I attended the event solo which sometimes means you end up talking to more people. But throughout the day/ night the crowds were very friendly environments, and I think I'd have talked to a few people either way. I was seated in 500 seats, the top tier section; next to two guys from France and a couple of friends from Milton Keynes.

Having battled the hell that is Ticketmaster for presale tickets, I was really pleased with my seat. I was in the rear stand facing the stand where the cameras where positioned. It was a real effort to make sure not to have a seat in a corner, where I think the view would have been blocked fairly often. While I was preparing to spend more on my ticket, the view from the slightly closer lower tier didn’t seem worth it to me. Unless you’re going for floor seats, but that comes with a price. The atmosphere looked even ‘more’ in those sections ground seats. So I’d consider that next time (price dependent) along with the top tier seats.

There was a great range of moments: The Kangaroo Kick, Jack and Hook suplex on the limo, Joe throwing Punk around, booing Don Callis, Mox getting skewered, Saraya and Toni fighting, Jericho giving the finger as he’s finished, and everything MJF and Adam Cole; from zero hour (pre show) to main event.

During the night between booing and cheering I was reminded of what wrestling has been for me. It’s been an opportunity to escape, it’s been an opportunity to release emotion, it's been an opportunity to enjoy stories, characters and amazing athleticism.

It’s hard to say something is niche when you’ve just been to a 81,000+ attendance show, but that’s what professional wrestling is, particularly in the UK. Having the opportunity to go to an event like this in Europe/ the UK is very rare. Even more so if like me you don’t follow the bigger company WWE. A combination of getting bored of their shows, stories and a lot of backstage stuff just turned me off that company.

AEW was exciting because it was new, with many fresh faces it had to ‘make new stars’ and tell new stories. You can still find fault if you want to, I’m sure most entertainment companies have their issues. But seeing interesting long term stories and character arcs is something I’ve so enjoyed. Pairing that with the awesome athletic and sometimes violent action makes for incredible entertainment. Being at a large wrestling event was something else.

I did miss two entrances I’m gutted to have missed, Jericho’s and Young Bucks. But, you’ve got to get food, water and visit the restrooms at some stage when you’re in the stadium for almost 7 hours.

Having arrived outside the stadium at around 2pm, I got a wrap and drink then looked around the stalls, took photos, had a couple of conversations and entered the stadium at 3.45-4pm. After a slightly disjointed pre show, once the actual show started around 5.30pm, the time surprisingly went really quickly. The show finished at 10pm and the journey back to the hotel began.

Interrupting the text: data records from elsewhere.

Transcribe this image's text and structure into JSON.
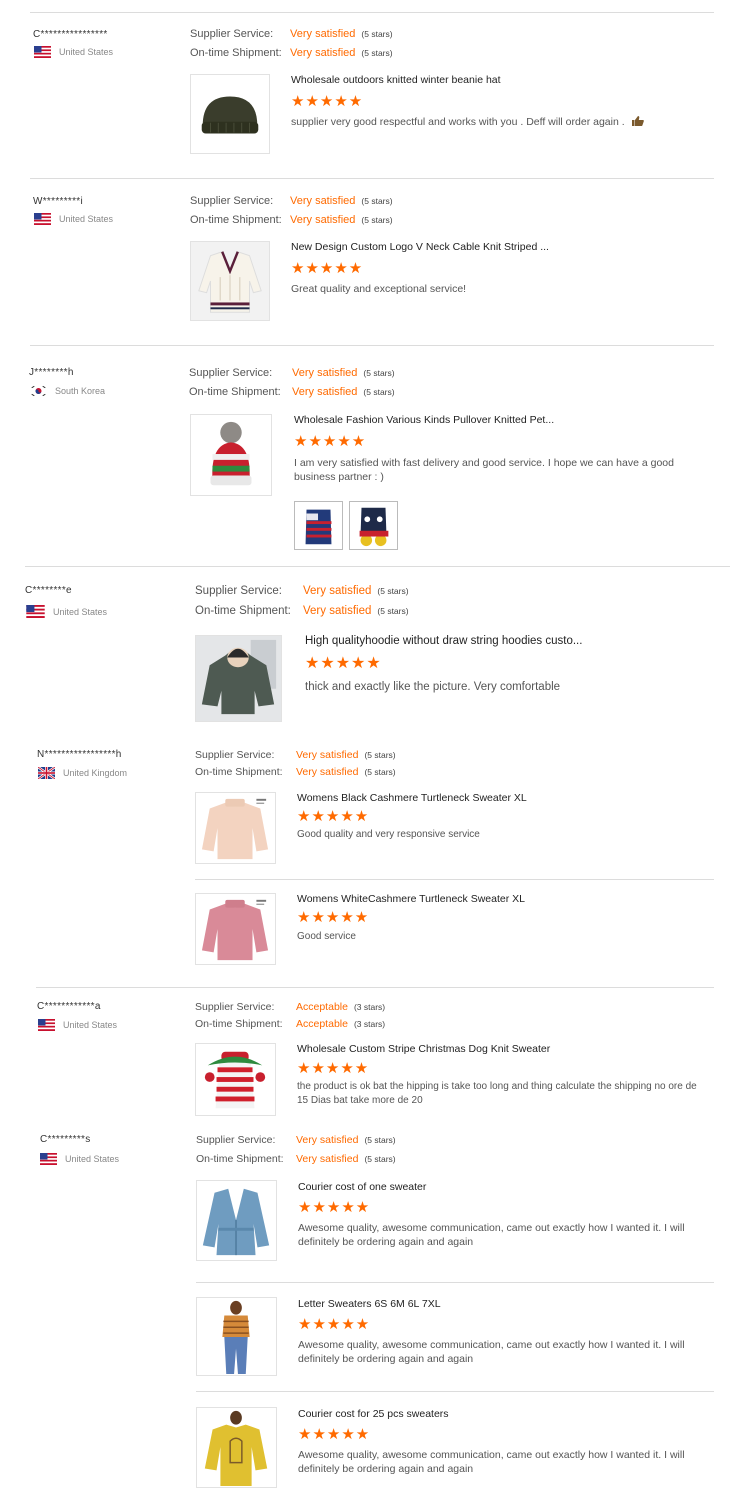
{
  "labels": {
    "supplier_service": "Supplier Service:",
    "ontime_shipment": "On-time Shipment:"
  },
  "colors": {
    "accent": "#ff6a00",
    "divider": "#dcdcdc"
  },
  "reviews": [
    {
      "buyer": "C****************",
      "country": "United States",
      "flag_icon": "us-flag-icon",
      "supplier_service": {
        "value": "Very satisfied",
        "note": "(5 stars)"
      },
      "ontime_shipment": {
        "value": "Very satisfied",
        "note": "(5 stars)"
      },
      "products": [
        {
          "title": "Wholesale outdoors knitted winter beanie hat",
          "rating": "★★★★★",
          "rating_value": 5,
          "comment": "supplier very good respectful and works with you . Deff will order again .",
          "image_icon": "beanie-hat-image"
        }
      ]
    },
    {
      "buyer": "W*********i",
      "country": "United States",
      "flag_icon": "us-flag-icon",
      "supplier_service": {
        "value": "Very satisfied",
        "note": "(5 stars)"
      },
      "ontime_shipment": {
        "value": "Very satisfied",
        "note": "(5 stars)"
      },
      "products": [
        {
          "title": "New Design Custom Logo V Neck Cable Knit Striped ...",
          "rating": "★★★★★",
          "rating_value": 5,
          "comment": "Great quality and exceptional service!",
          "image_icon": "cable-knit-sweater-image"
        }
      ]
    },
    {
      "buyer": "J********h",
      "country": "South Korea",
      "flag_icon": "south-korea-flag-icon",
      "supplier_service": {
        "value": "Very satisfied",
        "note": "(5 stars)"
      },
      "ontime_shipment": {
        "value": "Very satisfied",
        "note": "(5 stars)"
      },
      "products": [
        {
          "title": "Wholesale Fashion Various Kinds Pullover Knitted Pet...",
          "rating": "★★★★★",
          "rating_value": 5,
          "comment": "I am very satisfied with fast delivery and good service. I hope we can have a good business partner : )",
          "image_icon": "pom-pom-hat-image"
        }
      ]
    },
    {
      "buyer": "C********e",
      "country": "United States",
      "flag_icon": "us-flag-icon",
      "supplier_service": {
        "value": "Very satisfied",
        "note": "(5 stars)"
      },
      "ontime_shipment": {
        "value": "Very satisfied",
        "note": "(5 stars)"
      },
      "products": [
        {
          "title": "High qualityhoodie without draw string hoodies custo...",
          "rating": "★★★★★",
          "rating_value": 5,
          "comment": "thick and exactly like the picture. Very comfortable",
          "image_icon": "hoodie-image"
        }
      ]
    },
    {
      "buyer": "N*****************h",
      "country": "United Kingdom",
      "flag_icon": "uk-flag-icon",
      "supplier_service": {
        "value": "Very satisfied",
        "note": "(5 stars)"
      },
      "ontime_shipment": {
        "value": "Very satisfied",
        "note": "(5 stars)"
      },
      "products": [
        {
          "title": "Womens Black Cashmere Turtleneck Sweater XL",
          "rating": "★★★★★",
          "rating_value": 5,
          "comment": "Good quality and very responsive service",
          "image_icon": "beige-sweater-image"
        },
        {
          "title": "Womens WhiteCashmere Turtleneck Sweater XL",
          "rating": "★★★★★",
          "rating_value": 5,
          "comment": "Good service",
          "image_icon": "pink-sweater-image"
        }
      ]
    },
    {
      "buyer": "C************a",
      "country": "United States",
      "flag_icon": "us-flag-icon",
      "supplier_service": {
        "value": "Acceptable",
        "note": "(3 stars)"
      },
      "ontime_shipment": {
        "value": "Acceptable",
        "note": "(3 stars)"
      },
      "products": [
        {
          "title": "Wholesale Custom Stripe Christmas Dog Knit Sweater",
          "rating": "★★★★★",
          "rating_value": 5,
          "comment": "the product is ok bat the hipping is take too long and thing  calculate the shipping no ore de 15 Dias bat take more de 20",
          "image_icon": "christmas-dog-sweater-image"
        }
      ]
    },
    {
      "buyer": "C*********s",
      "country": "United States",
      "flag_icon": "us-flag-icon",
      "supplier_service": {
        "value": "Very satisfied",
        "note": "(5 stars)"
      },
      "ontime_shipment": {
        "value": "Very satisfied",
        "note": "(5 stars)"
      },
      "products": [
        {
          "title": "Courier cost of one sweater",
          "rating": "★★★★★",
          "rating_value": 5,
          "comment": "Awesome quality, awesome communication, came out exactly how I wanted it. I will definitely be ordering again and again",
          "image_icon": "blue-cardigan-image"
        },
        {
          "title": "Letter Sweaters 6S 6M 6L 7XL",
          "rating": "★★★★★",
          "rating_value": 5,
          "comment": "Awesome quality, awesome communication, came out exactly how I wanted it. I will definitely be ordering again and again",
          "image_icon": "model-striped-top-image"
        },
        {
          "title": "Courier cost for 25 pcs sweaters",
          "rating": "★★★★★",
          "rating_value": 5,
          "comment": "Awesome quality, awesome communication, came out exactly how I wanted it. I will definitely be ordering again and again",
          "image_icon": "yellow-sweater-image"
        }
      ]
    }
  ]
}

This took longer than expected, but given the high from All In and the closing part of the event; I was grateful for the time to wind down before trying to sleep. All in, All In was an amazing show. It was fantastic to have been there and been part of this first UK show; to have seen these wrestlers live (I tried to limit the time I looked at the screen and focused on watched the 'real' people, while they where a distance away you could see most of what was happening), to have been part of the crowd cheering and booing... it was great! I have loved watching AEW on ITV (in the UK), but being able to go to a live show, and one on this scale was something else. It really felt like a once ever sort of event. That said the night finished with the announcement that AEW will be back in August 2024, so I'm already mentally preparing for Ticketmaster stress. But being there for the first one felt special.

Mega well done and thank you to everyone involved in hosting this event.


bottom of page